Associations between long-term exposure to ambient air pollution and Parkinson's disease prevalence: A cross-sectional study.
Neurochem Int. 2019 Nov 29 ;133:104615. Epub 2019 Nov 29. PMID: 31786292
BACKGROUND: Epidemiological studies have reported contradictory results regarding the effects of ambient air pollution on Parkinson's disease (PD). This study investigated the associations between long-term exposure to particulate matter<2.5 μm in diameter (PM) and nitrogen dioxide (NO) and PD among participants in the 45 and Up Study, which comprised adults older than 45 years living in New South Wales, Australia.
METHODS: We conducted a cross-sectional analysis of long-term exposure to PMand NOconcentrations and prevalence of PD using data from around 240,000 cohort members from the 45 and Up Study, NSW. Annual average concentrations of NOand PMwere estimated at the participants' residential address using satellite-based land use regression models.
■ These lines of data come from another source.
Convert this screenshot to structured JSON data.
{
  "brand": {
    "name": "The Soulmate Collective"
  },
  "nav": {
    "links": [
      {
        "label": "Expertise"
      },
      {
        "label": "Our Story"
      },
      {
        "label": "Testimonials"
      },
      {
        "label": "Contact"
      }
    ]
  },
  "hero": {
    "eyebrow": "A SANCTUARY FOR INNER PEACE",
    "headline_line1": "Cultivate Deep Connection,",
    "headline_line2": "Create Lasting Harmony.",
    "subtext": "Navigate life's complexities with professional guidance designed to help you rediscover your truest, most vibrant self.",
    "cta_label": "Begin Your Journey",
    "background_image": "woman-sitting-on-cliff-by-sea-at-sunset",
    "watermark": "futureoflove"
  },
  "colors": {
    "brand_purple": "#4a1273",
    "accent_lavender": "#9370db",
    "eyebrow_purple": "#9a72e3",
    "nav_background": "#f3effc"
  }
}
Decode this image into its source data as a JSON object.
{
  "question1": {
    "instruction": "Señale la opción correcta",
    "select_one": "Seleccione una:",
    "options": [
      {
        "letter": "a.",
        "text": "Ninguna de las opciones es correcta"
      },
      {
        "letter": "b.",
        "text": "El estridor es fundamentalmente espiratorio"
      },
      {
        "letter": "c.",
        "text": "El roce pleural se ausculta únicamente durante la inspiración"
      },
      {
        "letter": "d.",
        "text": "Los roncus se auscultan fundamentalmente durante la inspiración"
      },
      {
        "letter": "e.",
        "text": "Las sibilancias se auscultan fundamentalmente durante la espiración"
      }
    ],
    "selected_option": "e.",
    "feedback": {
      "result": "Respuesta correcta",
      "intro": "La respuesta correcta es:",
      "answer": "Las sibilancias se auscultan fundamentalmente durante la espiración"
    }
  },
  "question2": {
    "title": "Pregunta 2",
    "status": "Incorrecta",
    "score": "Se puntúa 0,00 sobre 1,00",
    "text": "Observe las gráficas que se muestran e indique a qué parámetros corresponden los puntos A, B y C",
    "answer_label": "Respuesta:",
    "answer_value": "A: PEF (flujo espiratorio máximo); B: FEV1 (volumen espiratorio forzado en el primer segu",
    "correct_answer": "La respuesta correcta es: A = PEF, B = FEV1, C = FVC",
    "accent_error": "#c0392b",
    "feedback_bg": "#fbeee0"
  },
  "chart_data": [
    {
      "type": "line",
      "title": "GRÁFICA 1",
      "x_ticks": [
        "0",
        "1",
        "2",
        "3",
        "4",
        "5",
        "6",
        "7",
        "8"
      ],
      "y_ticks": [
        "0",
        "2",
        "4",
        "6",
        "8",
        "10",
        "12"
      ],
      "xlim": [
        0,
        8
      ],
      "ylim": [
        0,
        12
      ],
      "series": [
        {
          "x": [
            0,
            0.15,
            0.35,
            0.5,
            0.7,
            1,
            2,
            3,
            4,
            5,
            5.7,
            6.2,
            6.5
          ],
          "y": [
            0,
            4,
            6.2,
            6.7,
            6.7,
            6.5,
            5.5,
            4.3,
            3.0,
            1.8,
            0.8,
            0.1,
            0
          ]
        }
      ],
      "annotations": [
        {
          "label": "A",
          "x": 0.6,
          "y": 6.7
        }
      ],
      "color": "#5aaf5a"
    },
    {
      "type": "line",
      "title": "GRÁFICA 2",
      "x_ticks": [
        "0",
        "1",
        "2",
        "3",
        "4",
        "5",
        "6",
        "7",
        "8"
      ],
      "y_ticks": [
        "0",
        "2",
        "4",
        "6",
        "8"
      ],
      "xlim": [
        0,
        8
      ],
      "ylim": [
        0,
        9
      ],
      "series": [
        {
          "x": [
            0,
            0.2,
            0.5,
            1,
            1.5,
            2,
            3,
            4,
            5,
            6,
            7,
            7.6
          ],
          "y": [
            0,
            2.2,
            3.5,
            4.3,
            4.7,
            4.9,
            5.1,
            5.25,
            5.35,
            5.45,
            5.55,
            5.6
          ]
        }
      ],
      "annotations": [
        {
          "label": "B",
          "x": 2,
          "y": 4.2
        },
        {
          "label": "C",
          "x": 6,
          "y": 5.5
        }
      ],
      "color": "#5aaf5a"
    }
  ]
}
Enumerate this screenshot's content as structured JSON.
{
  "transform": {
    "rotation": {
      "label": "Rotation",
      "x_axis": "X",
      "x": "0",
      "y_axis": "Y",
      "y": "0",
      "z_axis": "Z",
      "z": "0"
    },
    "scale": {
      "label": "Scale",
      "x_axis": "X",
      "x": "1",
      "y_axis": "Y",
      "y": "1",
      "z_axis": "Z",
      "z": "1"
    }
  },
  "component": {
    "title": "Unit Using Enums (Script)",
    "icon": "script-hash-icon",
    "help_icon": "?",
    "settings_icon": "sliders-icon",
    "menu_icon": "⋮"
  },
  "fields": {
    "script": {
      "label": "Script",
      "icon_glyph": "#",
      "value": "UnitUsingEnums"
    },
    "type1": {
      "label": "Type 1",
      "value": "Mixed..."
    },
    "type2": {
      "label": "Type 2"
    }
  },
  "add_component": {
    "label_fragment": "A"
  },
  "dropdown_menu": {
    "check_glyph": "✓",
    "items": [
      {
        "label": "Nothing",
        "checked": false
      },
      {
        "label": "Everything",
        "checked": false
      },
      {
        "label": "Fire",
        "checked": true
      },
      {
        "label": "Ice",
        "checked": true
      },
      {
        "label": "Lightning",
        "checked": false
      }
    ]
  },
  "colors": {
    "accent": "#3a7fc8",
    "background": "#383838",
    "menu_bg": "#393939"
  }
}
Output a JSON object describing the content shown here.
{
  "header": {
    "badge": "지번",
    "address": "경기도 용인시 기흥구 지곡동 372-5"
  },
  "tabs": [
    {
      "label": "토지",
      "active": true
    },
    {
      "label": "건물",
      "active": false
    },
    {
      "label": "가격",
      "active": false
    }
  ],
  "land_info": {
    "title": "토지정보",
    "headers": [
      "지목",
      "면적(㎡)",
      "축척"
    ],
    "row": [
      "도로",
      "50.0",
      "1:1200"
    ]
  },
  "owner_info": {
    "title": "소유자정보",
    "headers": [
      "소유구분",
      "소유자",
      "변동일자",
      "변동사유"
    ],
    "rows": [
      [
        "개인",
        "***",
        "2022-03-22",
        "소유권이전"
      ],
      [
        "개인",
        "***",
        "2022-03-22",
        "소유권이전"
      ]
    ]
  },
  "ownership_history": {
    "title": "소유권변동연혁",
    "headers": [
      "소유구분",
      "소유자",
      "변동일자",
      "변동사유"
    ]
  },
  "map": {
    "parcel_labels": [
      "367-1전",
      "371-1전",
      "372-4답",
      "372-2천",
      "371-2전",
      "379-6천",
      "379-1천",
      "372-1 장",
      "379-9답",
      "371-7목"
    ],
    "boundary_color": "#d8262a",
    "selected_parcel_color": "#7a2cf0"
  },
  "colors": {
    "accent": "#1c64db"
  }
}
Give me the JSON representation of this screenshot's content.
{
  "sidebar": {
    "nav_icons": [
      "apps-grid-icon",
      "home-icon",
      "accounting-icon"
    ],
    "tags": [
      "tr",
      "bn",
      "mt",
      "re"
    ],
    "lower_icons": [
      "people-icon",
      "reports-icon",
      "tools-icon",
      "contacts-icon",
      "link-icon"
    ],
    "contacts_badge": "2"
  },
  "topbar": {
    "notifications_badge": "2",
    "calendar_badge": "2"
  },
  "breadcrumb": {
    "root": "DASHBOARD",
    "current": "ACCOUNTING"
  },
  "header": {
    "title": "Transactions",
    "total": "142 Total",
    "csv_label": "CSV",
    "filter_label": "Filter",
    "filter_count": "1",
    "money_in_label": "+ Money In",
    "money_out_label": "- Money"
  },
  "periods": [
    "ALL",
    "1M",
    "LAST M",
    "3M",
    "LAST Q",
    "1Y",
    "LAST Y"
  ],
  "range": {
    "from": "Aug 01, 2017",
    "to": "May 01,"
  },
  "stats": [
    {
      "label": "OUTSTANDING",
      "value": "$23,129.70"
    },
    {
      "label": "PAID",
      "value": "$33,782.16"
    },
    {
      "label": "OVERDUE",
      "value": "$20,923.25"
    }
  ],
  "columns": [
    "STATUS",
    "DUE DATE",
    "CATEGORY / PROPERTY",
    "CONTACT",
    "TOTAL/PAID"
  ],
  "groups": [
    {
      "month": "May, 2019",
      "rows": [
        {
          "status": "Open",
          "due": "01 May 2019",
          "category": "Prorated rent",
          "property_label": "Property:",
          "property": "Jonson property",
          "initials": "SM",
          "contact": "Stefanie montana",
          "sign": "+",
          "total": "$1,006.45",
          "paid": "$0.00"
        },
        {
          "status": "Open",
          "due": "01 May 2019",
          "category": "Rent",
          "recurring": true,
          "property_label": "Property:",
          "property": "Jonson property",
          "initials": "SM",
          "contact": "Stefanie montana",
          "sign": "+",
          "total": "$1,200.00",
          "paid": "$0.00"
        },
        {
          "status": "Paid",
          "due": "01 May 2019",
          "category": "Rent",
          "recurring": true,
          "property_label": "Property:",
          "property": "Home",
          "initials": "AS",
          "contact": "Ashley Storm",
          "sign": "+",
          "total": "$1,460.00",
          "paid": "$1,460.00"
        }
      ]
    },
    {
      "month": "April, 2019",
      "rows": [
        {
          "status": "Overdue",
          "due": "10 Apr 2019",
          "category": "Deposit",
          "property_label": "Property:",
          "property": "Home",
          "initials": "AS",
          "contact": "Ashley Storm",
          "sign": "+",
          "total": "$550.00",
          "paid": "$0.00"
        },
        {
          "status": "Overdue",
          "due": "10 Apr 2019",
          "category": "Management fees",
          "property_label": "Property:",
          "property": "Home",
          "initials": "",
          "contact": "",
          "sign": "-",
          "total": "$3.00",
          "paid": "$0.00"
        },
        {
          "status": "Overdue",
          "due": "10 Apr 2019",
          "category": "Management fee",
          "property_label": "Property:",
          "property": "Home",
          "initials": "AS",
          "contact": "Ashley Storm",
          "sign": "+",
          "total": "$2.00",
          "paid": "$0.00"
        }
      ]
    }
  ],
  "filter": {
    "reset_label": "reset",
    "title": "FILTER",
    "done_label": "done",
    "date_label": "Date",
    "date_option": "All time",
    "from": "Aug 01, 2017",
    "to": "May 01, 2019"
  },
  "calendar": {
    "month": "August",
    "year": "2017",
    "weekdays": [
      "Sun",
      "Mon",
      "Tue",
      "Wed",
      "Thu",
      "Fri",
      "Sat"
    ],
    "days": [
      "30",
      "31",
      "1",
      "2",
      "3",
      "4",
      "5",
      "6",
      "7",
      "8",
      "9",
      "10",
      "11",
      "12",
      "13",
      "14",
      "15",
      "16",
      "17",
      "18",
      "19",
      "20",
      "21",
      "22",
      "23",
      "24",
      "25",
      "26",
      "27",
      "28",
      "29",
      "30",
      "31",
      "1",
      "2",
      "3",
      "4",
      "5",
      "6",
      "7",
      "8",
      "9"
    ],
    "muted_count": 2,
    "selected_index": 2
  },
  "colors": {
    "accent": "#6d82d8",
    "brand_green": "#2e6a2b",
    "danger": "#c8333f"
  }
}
Logistic regression was used to quantify the associations between these pollutants and ever physician-diagnosed PD, after adjusting for a range of individual- and area-level covariates.
RESULTS: Among the 236,390 participants with complete data, 1,428 (0.6%) reported physician-diagnosed PD. Annual mean PMand NOconcentrations for the cohort were 5.8 and 11.9 μg m, respectively, and were positively, but not statistically significantly associated with PD. The odds ratio for a 1 μg mincrease in PMwas 1.01 (95% confidence interval (CI): 0.98-1.04). The adjusted odds ratio for a 5 μg mincrease in NOwas 1.03 (95% CI: 0.98-1.08). In subgroup analyses, larger associations for NOwere observed among past smokers (OR 1.11 (95% CI: 1.02-1.20) per 5 μg mincrease).
CONCLUSIONS: Overall, we found limited evidence of associations between long-term exposure to NOor PMand PD. The associations observed among past smokers require further corroboration.